Work instruction ::
Within the entries below, how many lines carry the word "name"? State the number and stop.

Data about app and page elements

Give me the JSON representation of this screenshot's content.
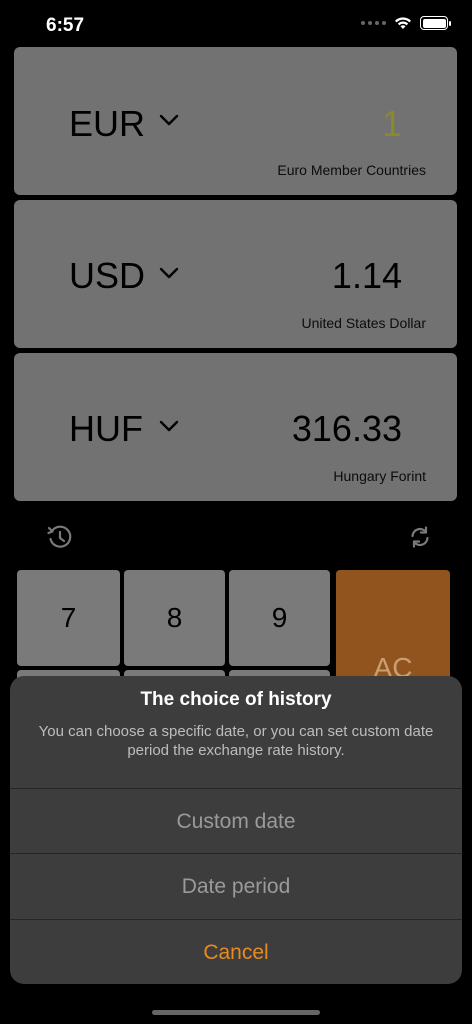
{
  "status_bar": {
    "time": "6:57"
  },
  "currencies": [
    {
      "code": "EUR",
      "value": "1",
      "name": "Euro Member Countries"
    },
    {
      "code": "USD",
      "value": "1.14",
      "name": "United States Dollar"
    },
    {
      "code": "HUF",
      "value": "316.33",
      "name": "Hungary Forint"
    }
  ],
  "keypad": {
    "keys": [
      "7",
      "8",
      "9"
    ],
    "clear_label": "AC"
  },
  "icons": {
    "history": "history-icon",
    "swap": "refresh-icon"
  },
  "action_sheet": {
    "title": "The choice of history",
    "message": "You can choose a specific date, or you can set custom date period the exchange rate history.",
    "options": [
      "Custom date",
      "Date period"
    ],
    "cancel": "Cancel"
  },
  "colors": {
    "accent": "#e88a1f",
    "active_value": "#8a8a2a"
  }
}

Answer to this exercise ::
3